TUCSON, Ariz. (KGUN) — There’s an election roughly a month away. The August 2nd primary will decide who faces off in the November election for the Senate, House and a wide range of state lawmaker seats. Pima County is working to have a new way to vote ready for that August election.
Pima County will continue to use mail-in ballots but people who prefer in-person voting will need to learn a new system.
Instead of voting precincts tied to where they live, they’ll go to any of 129 voting centers spread through Pima County.
Workers will look them up in an electronic database, then print a ballot on the spot that has the right candidates for where they live.
Bill Beard was one of the test voters in Friday’s test and a previous test. He’s active in Republican politics, and served on Pima County’s election commission. He says at first the system showed him with the wrong party—and he has his doubts that it will be ready for the primary election August 2nd.
“They are not prepared. They have inadequate training for the staff. They have cut in half the number of locations from the 2018-2020 cycle where people will be able to show up and vote. Based on my real world experience two weeks in a row now they do not understand how to deal with problems that will inevitably occur on election day.”
Pima County Election Director Constance Hargrove says there have been some snags because the test database is from out of date voter rolls. But she’s confident the system and her staff will be ready to deliver a smooth and secure election.
“The company Tenex is all over the country, so they’re been used in elections all over the United States. The technology I’ve used before was secure. I’ve never had any issues with somebody hacking it or anything like that.”
Many of Friday’s test voters will be poll workers on election day. Some told us they like the new system. One said he was concerned about the security of electronic systems but after time with this system he’s more confident it’s secure.

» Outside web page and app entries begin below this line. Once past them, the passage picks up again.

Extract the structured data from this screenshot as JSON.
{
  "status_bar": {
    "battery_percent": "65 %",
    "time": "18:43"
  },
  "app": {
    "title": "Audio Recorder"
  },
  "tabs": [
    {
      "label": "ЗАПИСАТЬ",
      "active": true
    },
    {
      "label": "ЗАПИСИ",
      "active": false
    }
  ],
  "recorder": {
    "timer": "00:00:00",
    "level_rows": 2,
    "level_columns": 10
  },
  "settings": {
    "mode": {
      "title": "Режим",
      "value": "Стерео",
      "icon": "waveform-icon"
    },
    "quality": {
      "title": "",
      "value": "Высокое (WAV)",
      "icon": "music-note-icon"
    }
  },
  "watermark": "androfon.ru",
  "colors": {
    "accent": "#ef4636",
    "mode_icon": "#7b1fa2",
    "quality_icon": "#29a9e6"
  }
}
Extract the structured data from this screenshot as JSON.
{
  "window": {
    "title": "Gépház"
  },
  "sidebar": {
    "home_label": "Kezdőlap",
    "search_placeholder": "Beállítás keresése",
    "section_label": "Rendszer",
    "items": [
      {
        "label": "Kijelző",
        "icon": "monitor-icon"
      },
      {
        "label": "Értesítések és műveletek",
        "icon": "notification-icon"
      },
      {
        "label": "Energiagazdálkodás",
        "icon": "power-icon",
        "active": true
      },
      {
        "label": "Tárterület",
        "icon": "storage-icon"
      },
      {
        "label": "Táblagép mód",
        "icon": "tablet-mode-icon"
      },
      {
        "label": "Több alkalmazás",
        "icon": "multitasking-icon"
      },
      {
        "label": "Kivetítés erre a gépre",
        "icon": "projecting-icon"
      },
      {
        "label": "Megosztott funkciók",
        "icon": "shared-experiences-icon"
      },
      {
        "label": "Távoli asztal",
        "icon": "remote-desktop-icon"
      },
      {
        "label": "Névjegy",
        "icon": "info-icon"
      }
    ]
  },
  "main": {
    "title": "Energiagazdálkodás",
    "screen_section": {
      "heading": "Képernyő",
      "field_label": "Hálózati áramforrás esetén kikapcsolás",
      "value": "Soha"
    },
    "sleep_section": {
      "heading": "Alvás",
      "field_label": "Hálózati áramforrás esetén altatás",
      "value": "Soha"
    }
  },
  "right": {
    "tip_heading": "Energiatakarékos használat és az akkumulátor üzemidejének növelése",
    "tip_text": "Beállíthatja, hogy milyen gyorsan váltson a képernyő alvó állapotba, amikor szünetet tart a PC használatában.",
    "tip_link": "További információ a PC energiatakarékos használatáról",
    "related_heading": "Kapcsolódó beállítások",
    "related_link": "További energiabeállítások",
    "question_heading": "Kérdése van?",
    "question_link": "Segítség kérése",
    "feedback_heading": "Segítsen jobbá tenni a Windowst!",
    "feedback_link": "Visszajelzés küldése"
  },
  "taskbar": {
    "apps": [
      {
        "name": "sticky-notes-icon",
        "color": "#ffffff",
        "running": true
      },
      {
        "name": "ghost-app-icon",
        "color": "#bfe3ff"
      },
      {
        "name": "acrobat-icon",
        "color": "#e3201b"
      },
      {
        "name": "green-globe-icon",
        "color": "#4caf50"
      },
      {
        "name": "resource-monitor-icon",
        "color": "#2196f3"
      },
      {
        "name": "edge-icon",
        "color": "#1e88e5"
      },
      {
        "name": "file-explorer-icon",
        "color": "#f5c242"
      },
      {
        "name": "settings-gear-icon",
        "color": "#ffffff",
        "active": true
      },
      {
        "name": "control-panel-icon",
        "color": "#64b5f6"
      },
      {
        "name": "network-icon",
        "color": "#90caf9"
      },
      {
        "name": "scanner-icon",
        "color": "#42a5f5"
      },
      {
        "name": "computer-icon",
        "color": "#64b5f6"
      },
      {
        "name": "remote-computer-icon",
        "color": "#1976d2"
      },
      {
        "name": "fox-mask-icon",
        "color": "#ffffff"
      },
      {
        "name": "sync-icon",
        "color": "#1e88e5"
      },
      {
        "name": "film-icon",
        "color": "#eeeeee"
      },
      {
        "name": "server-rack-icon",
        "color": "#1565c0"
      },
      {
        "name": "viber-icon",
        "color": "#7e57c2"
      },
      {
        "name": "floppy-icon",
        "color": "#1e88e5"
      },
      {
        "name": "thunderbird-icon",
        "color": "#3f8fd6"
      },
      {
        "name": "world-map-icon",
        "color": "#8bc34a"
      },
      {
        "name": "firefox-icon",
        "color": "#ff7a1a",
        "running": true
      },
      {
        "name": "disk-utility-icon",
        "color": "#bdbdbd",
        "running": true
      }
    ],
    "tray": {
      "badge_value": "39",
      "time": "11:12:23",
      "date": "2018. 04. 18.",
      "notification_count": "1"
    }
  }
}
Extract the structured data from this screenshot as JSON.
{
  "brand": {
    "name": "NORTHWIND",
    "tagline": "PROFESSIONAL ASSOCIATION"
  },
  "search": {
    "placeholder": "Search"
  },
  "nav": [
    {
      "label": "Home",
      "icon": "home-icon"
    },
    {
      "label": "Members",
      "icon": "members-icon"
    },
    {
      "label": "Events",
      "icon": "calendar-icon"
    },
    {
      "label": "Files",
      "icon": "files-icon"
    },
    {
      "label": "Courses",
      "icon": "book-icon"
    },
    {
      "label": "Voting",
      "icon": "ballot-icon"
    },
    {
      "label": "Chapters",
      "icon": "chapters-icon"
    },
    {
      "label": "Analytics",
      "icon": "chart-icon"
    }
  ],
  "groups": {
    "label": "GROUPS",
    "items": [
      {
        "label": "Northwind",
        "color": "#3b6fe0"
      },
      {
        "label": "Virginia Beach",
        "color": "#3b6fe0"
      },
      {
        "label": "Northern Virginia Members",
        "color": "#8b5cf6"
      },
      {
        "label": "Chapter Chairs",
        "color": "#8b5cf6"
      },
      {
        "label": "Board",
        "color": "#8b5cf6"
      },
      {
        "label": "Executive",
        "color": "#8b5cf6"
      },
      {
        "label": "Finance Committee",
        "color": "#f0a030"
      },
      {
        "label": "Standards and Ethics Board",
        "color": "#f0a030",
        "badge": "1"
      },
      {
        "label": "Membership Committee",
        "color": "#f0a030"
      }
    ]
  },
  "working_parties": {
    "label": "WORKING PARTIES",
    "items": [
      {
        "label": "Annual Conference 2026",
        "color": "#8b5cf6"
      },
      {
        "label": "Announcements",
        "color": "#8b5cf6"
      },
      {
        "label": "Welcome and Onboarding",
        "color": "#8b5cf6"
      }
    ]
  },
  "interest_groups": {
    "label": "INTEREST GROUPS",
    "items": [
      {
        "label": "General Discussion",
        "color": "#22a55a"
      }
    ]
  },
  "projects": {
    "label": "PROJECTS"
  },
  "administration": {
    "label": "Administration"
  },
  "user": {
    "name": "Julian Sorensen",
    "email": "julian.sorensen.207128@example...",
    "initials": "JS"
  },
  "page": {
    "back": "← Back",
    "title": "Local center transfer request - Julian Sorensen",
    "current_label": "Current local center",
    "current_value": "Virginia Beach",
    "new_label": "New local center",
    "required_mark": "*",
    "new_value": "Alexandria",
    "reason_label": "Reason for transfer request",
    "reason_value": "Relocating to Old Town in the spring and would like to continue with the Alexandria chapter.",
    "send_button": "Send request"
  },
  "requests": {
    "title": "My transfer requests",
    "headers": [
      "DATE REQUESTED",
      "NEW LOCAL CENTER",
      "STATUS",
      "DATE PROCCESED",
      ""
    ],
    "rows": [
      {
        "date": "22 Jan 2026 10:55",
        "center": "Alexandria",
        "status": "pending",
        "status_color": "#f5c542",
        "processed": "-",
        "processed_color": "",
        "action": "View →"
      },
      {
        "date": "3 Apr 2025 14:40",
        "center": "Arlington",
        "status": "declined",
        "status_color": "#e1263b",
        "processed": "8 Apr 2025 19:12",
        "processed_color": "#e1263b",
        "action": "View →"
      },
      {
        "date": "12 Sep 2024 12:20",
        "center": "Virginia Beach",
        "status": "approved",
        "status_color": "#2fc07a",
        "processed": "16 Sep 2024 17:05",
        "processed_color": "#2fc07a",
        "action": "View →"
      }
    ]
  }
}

Craig Smith is a reporter for KGUN 9. With more than 30 years of reporting in cities like Tampa, Houston and Austin, Craig has covered more than 40 Space Shuttle launches and covered historic hurricanes like Katrina, Ivan, Andrew and Hugo. Share your story ideas and important issues with Craig by emailing email@example.com or by connecting on Facebook and Twitter.